Israel’s culture and sports minister paid a state visit to the largest mosque in the United Arab Emirates on Monday, part of a historic trip that some have seen as signaling a slow rapprochement between Abu Dhabi and Jerusalem.
Miri Regev visited Abu Dhabi’s Sheikh Zayed Grand Mosque accompanied by officials from the UAE, touring the the Muslim world’s third largest house of worship, after mosques in Mecca and Medina.
World leaders are frequently invited to visit the mosque, thus underlining the official nature of the trip, the first-ever official state visit by an Israeli minister.
Regev is in the country to watch the Israeli judoka team compete at the Abu Dhabi Grand Slam, which they are doing for the first time ever in an Arabian Gulf state under their national flag, after the UAE acceded to pressure from international sports officials.
“This mosque has a message of brotherhood and peace,” Regev wrote in the visitor’s book, in Hebrew. “I wish a good life and peace for all.”
In a Hebrew-language video posted to social media, Regev extolled the “wonderful opportunity” she had to visit the religious site, which she said sends a message of peace and unity.
Regev dressed modestly for the visit, covering her hair with a scarf and removing her shoes upon entering the building.
The visit came a day after Regev was moved to tears as Israel’s national anthem was played at the judo tournament for Sagi Muki, who won gold in the under-81 kilogram category at the Abu Dhabi Grand Slam.
A year earlier, tournament organizers in Abu Dhabi had banned Israel’s flag and national anthem — a policy directed only at Israeli participants. Tal Flicker won a gold at the tournament, but the anthem was not played, so he sang it himself.
Israeli athletes competing in international tournaments hosted by Arab countries have generally not been allowed to compete under their national flag, display national symbols on their uniforms or have their anthem played, despite protests by Israel and international officials.
The International Judo Federation had threatened to take the tournament away from Abu Dhabi if it did not let Israelis compete under their flag, leading to the sea change.
“It is a dream come true,” Regev said after the ceremony. “For two years we had talks in order to reach this moment and it was hard to stop the tears. I want to thank the authorities in Abu Dhabi and our hosts here who received us in an exemplary manner.”
Israeli officials cheered the victory with messages of pride and congratulations posted to their Twitter accounts and Prime Minister Benjamin Netanyahu called Muki to congratulate him.
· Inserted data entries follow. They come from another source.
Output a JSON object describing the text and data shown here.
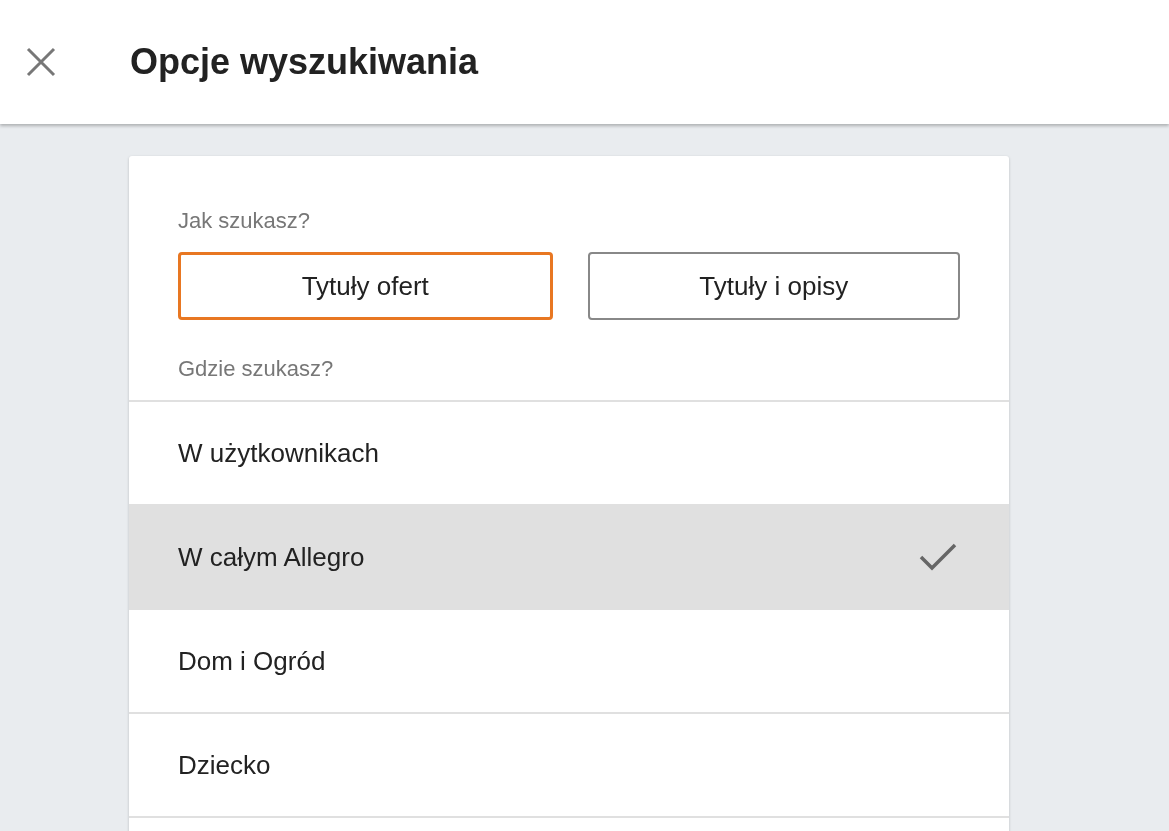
{
  "header": {
    "title": "Opcje wyszukiwania"
  },
  "search_mode": {
    "label": "Jak szukasz?",
    "options": [
      {
        "label": "Tytuły ofert",
        "selected": true
      },
      {
        "label": "Tytuły i opisy",
        "selected": false
      }
    ]
  },
  "scope": {
    "label": "Gdzie szukasz?",
    "items": [
      {
        "label": "W użytkownikach",
        "selected": false
      },
      {
        "label": "W całym Allegro",
        "selected": true
      },
      {
        "label": "Dom i Ogród",
        "selected": false
      },
      {
        "label": "Dziecko",
        "selected": false
      }
    ]
  }
}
Athletes from 62 countries are participating in the competition, which runs until Tuesday, with Israel represented by six male and five female competitors.
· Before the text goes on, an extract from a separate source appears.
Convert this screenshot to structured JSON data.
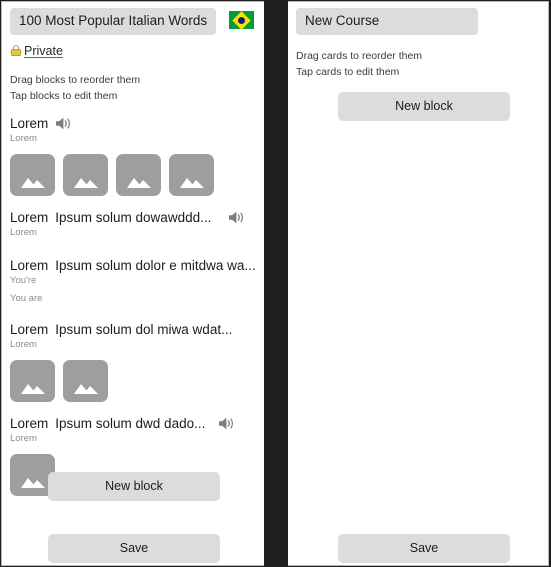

Regev’s trip to the UAE, which began on Thursday, coincided with Netanyahu’s visit to neighboring Oman, the first for an Israeli leader since 1996.
On the same day, an Israeli gymnastics delegation was in Qatar for the beginning of the world championships being held in Doha.
And on Monday, Communications Minister Ayoub Kara was to travel to Dubai to represent Israel at an international internet security conference, his office said.
Israel currently has full diplomatic relations with only two Arab states, Egypt and Jordan.
Netanyahu has long sought a rapprochement with other Arab states.
Israel’s control of the West Bank, however, remains a major obstacle to official recognition from Arab countries.
Speaking of his Oman visit at a cabinet meeting Sunday, Netanyahu said it was thanks to his “diplomatic efforts” in the Arab world, adding: “There will be more.”